Jeff Pack, Brown University '99 (English 112, 1996)
In the "digerary canon" of computer games, a place of honor must be reserved for Zork. (Of course, its selection, like any good work, is controversial, in that Zork can be said to be an outgrowth of Adventure and the like. Nevertheless, Zork popularized the genre of "text" adventures, and it was through Zork on my Apple II that I first encountered them.) The concept behind Zork was one of "interactive fiction": the player became the hero of a story, controlling his actions through parsed verbal input. After every action, the player would be "rewarded" with some text explaining the result of his/her action (or, if the player's input didn't make sense to the parser, an error message). Zork, in spirit, was an early hypertext novel, though it didn't utilize the now-conventional link.
Infocom (the producers of Zork) went on to produce many more works of "interactive fiction" in many different genres: mysteries (Deadline, The Witness), science fiction (Planetfall, Starcross), fantasy (Enchanter, Wishbringer), etc. Infocom even adapted books into the form, producing a text-adventure version of Douglas Adams' The Hitchhiker's Guide to the Galaxy as well as adaptations of Shogun and Sherlock Holmes. Each work placed the player into the shoes (or the equivalent; A Mind Forever Voyaging casted the player as "PRISM", an artifically intelligent computer) of the protagonist, placed him at the beginning of the chain of events, and from there let the player fend for him or herself. The stories weren't really that diverse - the storylines consisted of a single optimal ending and several "dead endings" in which the hero dies, is arrested, or otherwise fails in his/her quest. Of course, Infocom's software was marketed as games rather than electronic fiction, so it could be argued that this form was adopted to appeal to its target audience.
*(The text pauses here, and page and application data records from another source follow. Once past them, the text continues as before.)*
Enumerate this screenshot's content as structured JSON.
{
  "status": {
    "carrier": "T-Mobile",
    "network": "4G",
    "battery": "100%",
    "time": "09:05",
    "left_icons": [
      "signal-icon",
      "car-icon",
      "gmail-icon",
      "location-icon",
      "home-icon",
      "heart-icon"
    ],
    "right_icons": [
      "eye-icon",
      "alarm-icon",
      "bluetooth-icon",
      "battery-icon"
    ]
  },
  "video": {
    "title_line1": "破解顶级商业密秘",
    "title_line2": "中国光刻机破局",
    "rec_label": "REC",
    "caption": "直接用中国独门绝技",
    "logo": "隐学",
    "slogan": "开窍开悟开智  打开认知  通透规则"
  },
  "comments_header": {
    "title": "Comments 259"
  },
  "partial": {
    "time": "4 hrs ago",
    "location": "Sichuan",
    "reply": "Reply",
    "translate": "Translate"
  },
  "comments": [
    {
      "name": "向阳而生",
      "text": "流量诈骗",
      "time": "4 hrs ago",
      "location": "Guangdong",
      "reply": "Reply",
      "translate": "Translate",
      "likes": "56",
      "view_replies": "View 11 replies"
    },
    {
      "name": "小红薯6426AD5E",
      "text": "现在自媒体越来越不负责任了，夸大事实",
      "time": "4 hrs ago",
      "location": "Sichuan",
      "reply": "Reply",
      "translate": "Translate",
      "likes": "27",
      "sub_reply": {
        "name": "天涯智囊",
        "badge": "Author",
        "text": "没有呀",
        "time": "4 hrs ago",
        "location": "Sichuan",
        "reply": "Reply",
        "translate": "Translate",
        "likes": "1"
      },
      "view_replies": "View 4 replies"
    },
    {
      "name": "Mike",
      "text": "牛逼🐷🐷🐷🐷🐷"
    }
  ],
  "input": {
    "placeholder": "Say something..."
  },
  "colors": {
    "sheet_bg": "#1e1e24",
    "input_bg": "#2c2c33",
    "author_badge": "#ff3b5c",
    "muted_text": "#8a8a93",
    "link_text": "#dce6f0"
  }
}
Unfortunately, Infocom is for all intents and purposes dead. Though games are still produced under its name (Return to Zork, for example - an attempt to modernize the Zork universe), it no longer produces "traditional" interactive fiction. A few freelance authors carry on the tradition, but text-based adventures have been by and large replaced by more graphically intensive games.